Co-chairs of the closing ceremonies, Natalia Figueredo, BC ’19, and Kristal Estrella, BC ’19, stressed the importance of recognizing all members of the Latinx community at the event.
“Because the Latinx community is already so small on Columbia’s campus ... we wanted to ensure we were representative of everyone who identifies as Latinx,” Estrella said.
Such a message of diversity was powerfully represented in the evening’s performances and runway shows. Dinner served came from local Honduran, Mexican, and Cuban restaurants Tropical Sensation, El Porton, and Floridita.
The opening performance of the night, Caporales San Simón New York, a Bolivian dance group, was only topped by a Mexican dance group, Ballet de Tonantzin, whose performance elicited cries of “Viva México!” from the crowd.
Student groups Sabor, Onyx, and Raw Elementz also gave vibrant performances before the show’s focus shifted to fashion, and with it an emphasis on the theme of the night: “La Jungla Indomable: Reclaiming our Ancestral Roots.” Figueredo and Estrella sought to bring about a greater discussion of what it means to be a part of the Latinx community with “la jungla indomable”—the untamable jungle.
“What we meant by the untamable jungle,” Figueredo said, “is to signify that we cannot be tamed by stereotypes of the Latinx community: Our identity is what we make of it.”
The event sought to empower the Latinx community by commemorating its roots as an indigenous population.
“Everything we do today is particularly linked back to the environment, especially in the Latinx identity,” Estrella said.
Designer Ferret Campos displayed his women's line, which underscored such a connection to nature, after an introduction in an impromptu speech by his partner, Jared Poff, the CFO of Designer Shoe Warehouse.
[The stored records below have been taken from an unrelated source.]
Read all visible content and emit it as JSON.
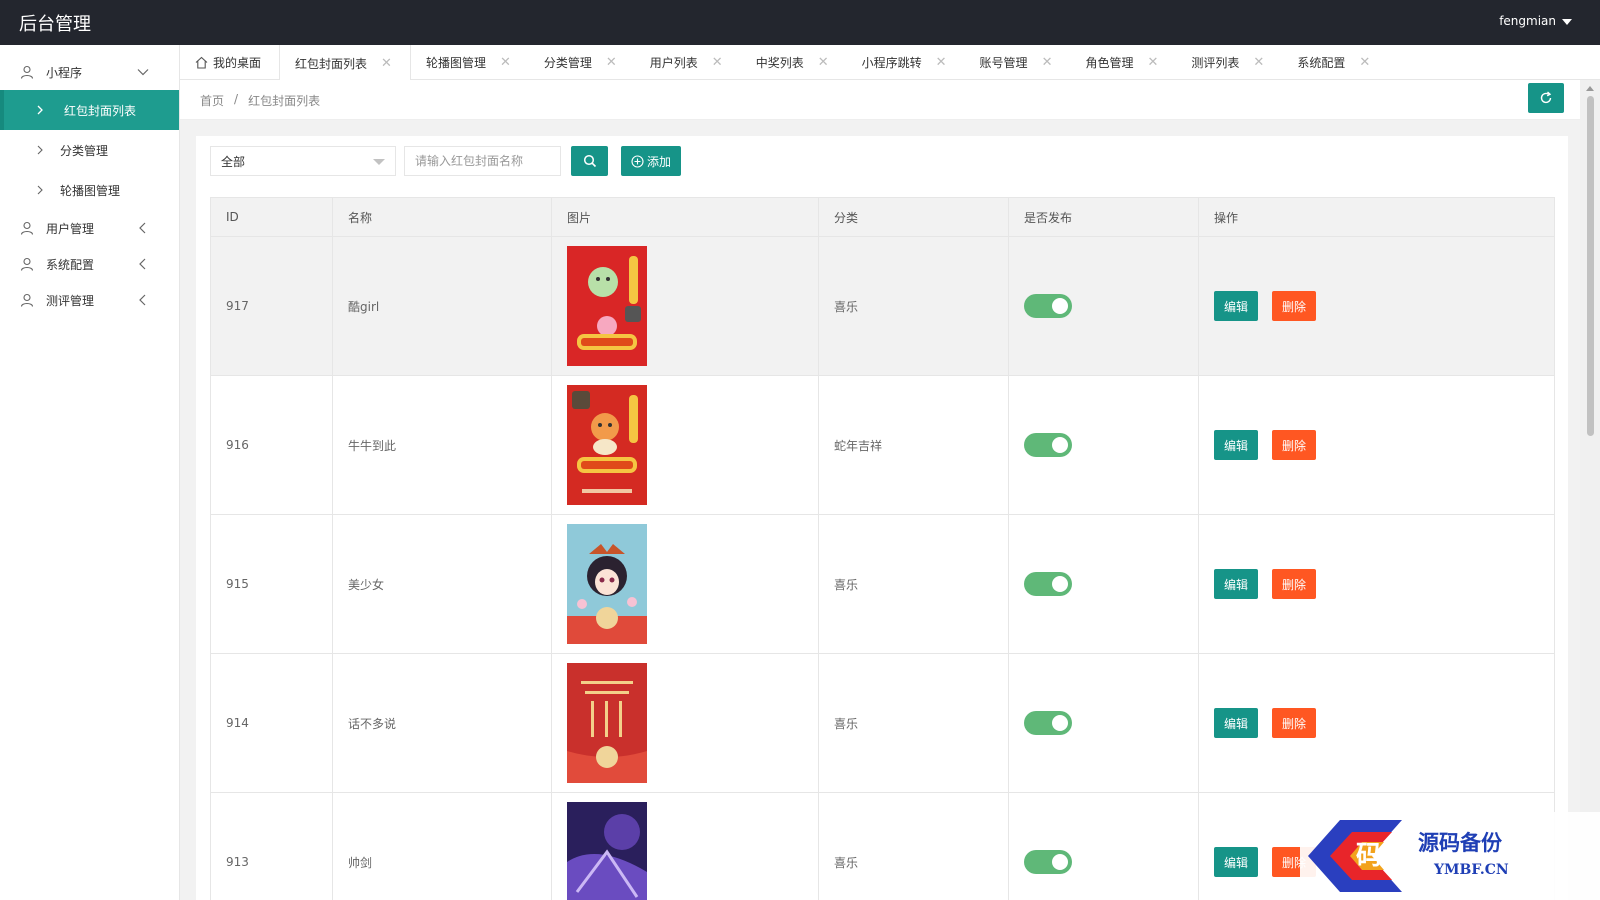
{
  "app": {
    "title": "后台管理",
    "username": "fengmian"
  },
  "sidebar": {
    "groups": [
      {
        "label": "小程序",
        "subitems": [
          "红包封面列表",
          "分类管理",
          "轮播图管理"
        ]
      },
      {
        "label": "用户管理"
      },
      {
        "label": "系统配置"
      },
      {
        "label": "测评管理"
      }
    ]
  },
  "tabs": [
    "我的桌面",
    "红包封面列表",
    "轮播图管理",
    "分类管理",
    "用户列表",
    "中奖列表",
    "小程序跳转",
    "账号管理",
    "角色管理",
    "测评列表",
    "系统配置"
  ],
  "breadcrumb": [
    "首页",
    "/",
    "红包封面列表"
  ],
  "filters": {
    "category_selected": "全部",
    "search_placeholder": "请输入红包封面名称",
    "add_label": "添加"
  },
  "table": {
    "headers": [
      "ID",
      "名称",
      "图片",
      "分类",
      "是否发布",
      "操作"
    ],
    "rows": [
      {
        "id": "917",
        "name": "酷girl",
        "category": "喜乐",
        "published": true
      },
      {
        "id": "916",
        "name": "牛牛到此",
        "category": "蛇年吉祥",
        "published": true
      },
      {
        "id": "915",
        "name": "美少女",
        "category": "喜乐",
        "published": true
      },
      {
        "id": "914",
        "name": "话不多说",
        "category": "喜乐",
        "published": true
      },
      {
        "id": "913",
        "name": "帅剑",
        "category": "喜乐",
        "published": true
      }
    ],
    "edit_label": "编辑",
    "delete_label": "删除"
  },
  "watermark": {
    "text": "源码备份",
    "domain": "YMBF.CN",
    "glyph": "码"
  },
  "colors": {
    "header": "#23262e",
    "primary": "#169488",
    "danger": "#ff5722",
    "switch_on": "#5fb878"
  }
}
The first of his pieces of the night was a flowy, ruffled dress whose top half was garnered with a bouquet and whose bottom half was comprised of matching dark green lace.
Other Latinx designers followed, including Honduran brands Daysi Collection and Garçon Couture, and El Salvadoran designers Martania and Zótico. All the pieces worn at the show were donated for the evening and modeled by Columbia students.
Despite each designer’s impressive résumé, it was the student-made line, titled “Los Raros,” that was the most artistically and socially cogent.
Light outfits were bestrewn with faux flowers, vines, and words such as “savages” written in large font on the models’ chests and backs. The evening’s concluding show displayed a provocative, powerful, and physical manifestation of the “reclaiming” of the stereotypes and derogatory words typically used to belittle the Latinx community.
Indeed, the closing ceremonies of Latinx Heritage Month provided a starkly different representation of the Latinx community than that afforded by stereotypes and degradation. The event celebrated a richly diverse community that finds empowerment both in its shared ancestry and divergent identities.